COUNTY OF LOS ANGELES
Contact: Judy Hammond, Director of Public Affairs, (213) 974-1363
Brian Lew, Assistant Director, (213) 974-1652
Feb. 17, 2010
Donald H. Blevins Named Chief Probation Officer
Donald H. Blevins, who has been credited with turning around Alameda County’s Probation Department, will become Los Angeles County’s chief probation officer on April 19.
The Los Angeles County Board of Supervisors this week appointed Blevins to head the department at an annual salary of $227,000. He replaces Robert Taylor, who retired Feb. 5.
Cited for his experience, managerial skills and leadership, Blevins has spent his entire 34-year career in the probation field, more than 14 years of which has been in management.
“He turned around the Alameda County Probation Department, one of the most-troubled probation agencies in the state, and he is just what LA County needs at this critical juncture,” said Supervisor Zev Yaroslavsky.
Supervisor Mark Ridley-Thomas agreed. “This department may very well be the most broken in the County of Los Angeles. I look forward to Donald Blevins' urgently needed reform efforts and supporting his leadership."
Blevins acknowledged that Alameda County had some difficult issues when he joined that department as chief probation officer in 2003.
Among his accomplishments in Alameda County were the introduction of evidence-based practices to move toward assessment-driven services to clients; collaboration to create a juvenile mental health court; expansion of service to sexually exploited minors; enhanced literacy program for juvenile hall youth; implementation of a kiosk reporting system for adult offenders; institution of cost-effective alternatives to detention, including electronic and GPS monitoring; and enhancement of revenue and fee collection.

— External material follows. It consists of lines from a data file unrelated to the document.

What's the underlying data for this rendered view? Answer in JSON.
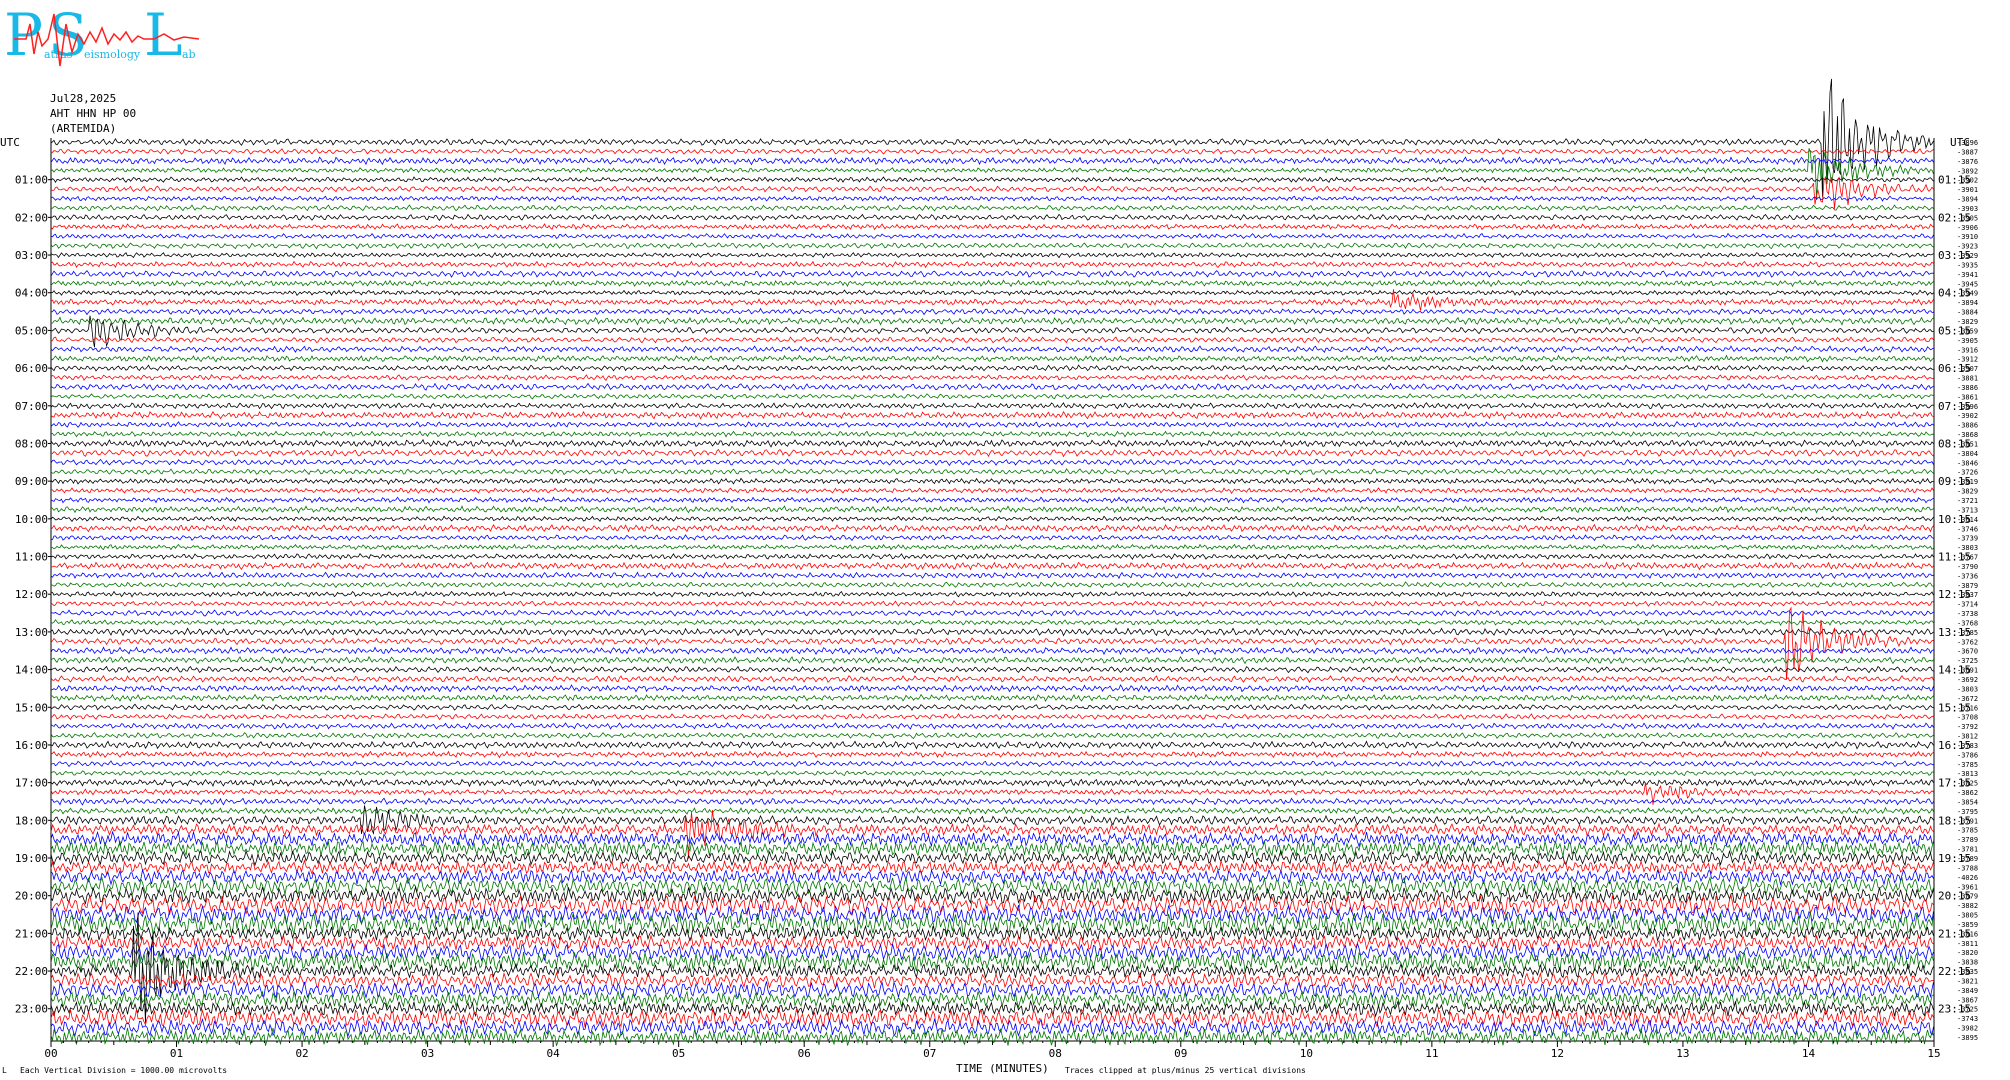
{
  "header": {
    "date": "Jul28,2025",
    "station": "AHT HHN HP 00",
    "site": "(ARTEMIDA)"
  },
  "logo": {
    "letters": [
      "P",
      "S",
      "L"
    ],
    "subtext": [
      "atras",
      "eismology",
      "ab"
    ]
  },
  "footer": {
    "division": "Each Vertical Division = 1000.00 microvolts",
    "clip": "Traces clipped at plus/minus 25 vertical divisions",
    "corner": "L"
  },
  "colors": {
    "trace_cycle": [
      "#000000",
      "#ff0000",
      "#0000ff",
      "#007700"
    ],
    "logo": "#19b8e6"
  },
  "chart_data": {
    "type": "line",
    "title": "",
    "xlabel": "TIME (MINUTES)",
    "ylabel": "UTC",
    "ylabel_right": "UTC",
    "x_ticks": [
      "00",
      "01",
      "02",
      "03",
      "04",
      "05",
      "06",
      "07",
      "08",
      "09",
      "10",
      "11",
      "12",
      "13",
      "14",
      "15"
    ],
    "xlim": [
      0,
      15
    ],
    "left_hour_labels": [
      "01:00",
      "02:00",
      "03:00",
      "04:00",
      "05:00",
      "06:00",
      "07:00",
      "08:00",
      "09:00",
      "10:00",
      "11:00",
      "12:00",
      "13:00",
      "14:00",
      "15:00",
      "16:00",
      "17:00",
      "18:00",
      "19:00",
      "20:00",
      "21:00",
      "22:00",
      "23:00"
    ],
    "right_hour_labels": [
      "01:15",
      "02:15",
      "03:15",
      "04:15",
      "05:15",
      "06:15",
      "07:15",
      "08:15",
      "09:15",
      "10:15",
      "11:15",
      "12:15",
      "13:15",
      "14:15",
      "15:15",
      "16:15",
      "17:15",
      "18:15",
      "19:15",
      "20:15",
      "21:15",
      "22:15",
      "23:15"
    ],
    "trace_count": 96,
    "trace_interval_minutes": 15,
    "offsets": [
      "-3896",
      "-3887",
      "-3876",
      "-3892",
      "-3902",
      "-3901",
      "-3894",
      "-3903",
      "-3905",
      "-3906",
      "-3910",
      "-3923",
      "-3929",
      "-3935",
      "-3941",
      "-3945",
      "-3949",
      "-3894",
      "-3884",
      "-3829",
      "-3859",
      "-3905",
      "-3916",
      "-3912",
      "-3907",
      "-3881",
      "-3886",
      "-3861",
      "-3896",
      "-3902",
      "-3886",
      "-3868",
      "-3851",
      "-3804",
      "-3846",
      "-3726",
      "-3819",
      "-3829",
      "-3721",
      "-3713",
      "-3614",
      "-3746",
      "-3739",
      "-3803",
      "-3767",
      "-3790",
      "-3736",
      "-3879",
      "-3837",
      "-3714",
      "-3738",
      "-3768",
      "-3785",
      "-3762",
      "-3670",
      "-3725",
      "-3691",
      "-3692",
      "-3803",
      "-3672",
      "-3716",
      "-3708",
      "-3792",
      "-3812",
      "-3783",
      "-3786",
      "-3785",
      "-3813",
      "-3825",
      "-3862",
      "-3854",
      "-3795",
      "-3791",
      "-3785",
      "-3789",
      "-3781",
      "-3789",
      "-3788",
      "-4026",
      "-3961",
      "-3879",
      "-3882",
      "-3805",
      "-3859",
      "-3816",
      "-3811",
      "-3820",
      "-3838",
      "-3835",
      "-3821",
      "-3849",
      "-3867",
      "-3725",
      "-3743",
      "-3982",
      "-3895"
    ],
    "events": [
      {
        "trace": 0,
        "minute": 14.15,
        "amplitude": 3.0,
        "color": "#ff0000",
        "note": "large spike"
      },
      {
        "trace": 3,
        "minute": 14.05,
        "amplitude": 1.2,
        "color": "#000000"
      },
      {
        "trace": 5,
        "minute": 14.08,
        "amplitude": 1.0,
        "color": "#000000"
      },
      {
        "trace": 17,
        "minute": 10.7,
        "amplitude": 0.4,
        "color": "#0000ff"
      },
      {
        "trace": 20,
        "minute": 0.35,
        "amplitude": 0.8,
        "color": "#007700"
      },
      {
        "trace": 53,
        "minute": 13.85,
        "amplitude": 1.8,
        "color": "#0000ff"
      },
      {
        "trace": 69,
        "minute": 12.75,
        "amplitude": 0.4,
        "color": "#007700"
      },
      {
        "trace": 73,
        "minute": 5.1,
        "amplitude": 0.9,
        "color": "#0000ff"
      },
      {
        "trace": 72,
        "minute": 2.5,
        "amplitude": 0.7,
        "color": "#000000"
      },
      {
        "trace": 88,
        "minute": 0.7,
        "amplitude": 2.2,
        "color": "#0000ff",
        "note": "strong teleseism"
      }
    ]
  }
}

Blevins said he would also emphasize evidence-based practices in Los Angeles County, which he described as basing department procedures and practices on what research has proven to be effective. “Something might feel good, but does it work?” With limited financial resources, the department must work more efficiently, he said.
Noting that the Los Angeles County Probation Department was the largest probation department in the world, Blevins said he considers his new job “an opportunity of a lifetime” and looks forward to helping the department “get back on track.” “I like a challenge, and this is a challenge on a grand scale,” he said.
Blevins said his strength is that he knows the probation field “inside and out,” starting out as a deputy probation officer in San Diego County in 1976 and reaching the position of probation director of the adult field services before going to Alameda County.
He is active in numerous professional organizations, including the National Institute of Corrections, the Chief Probation Officers of California, the California Parole, Probation and Corrections Association, the American Probation and Parole Association, and the National Association of Probation Executives.
He received a bachelor of arts degree in psychology and sociology from the United States International University/Cal Western Campus-San Diego in 1974 and did graduate work in sociology in 1976 at the San Diego State University.
The Los Angeles County Probation Department, established in 1903, has a $692.8 million budget and 6,136 positions.
Blevins, 58, said he and his wife, Laura, will be visiting the area soon to find a place to live, hopefully not far from the Probation Department’s Downey headquarters.
From a personal standpoint, he said, the move back to Southern California is a good one since he and his wife will be closer to family in San Diego, including his son Jacob, stepson Jorge in Los Angeles, and son Josh in Las Vegas.
“I am looking forward to the move and the challenge,” he said.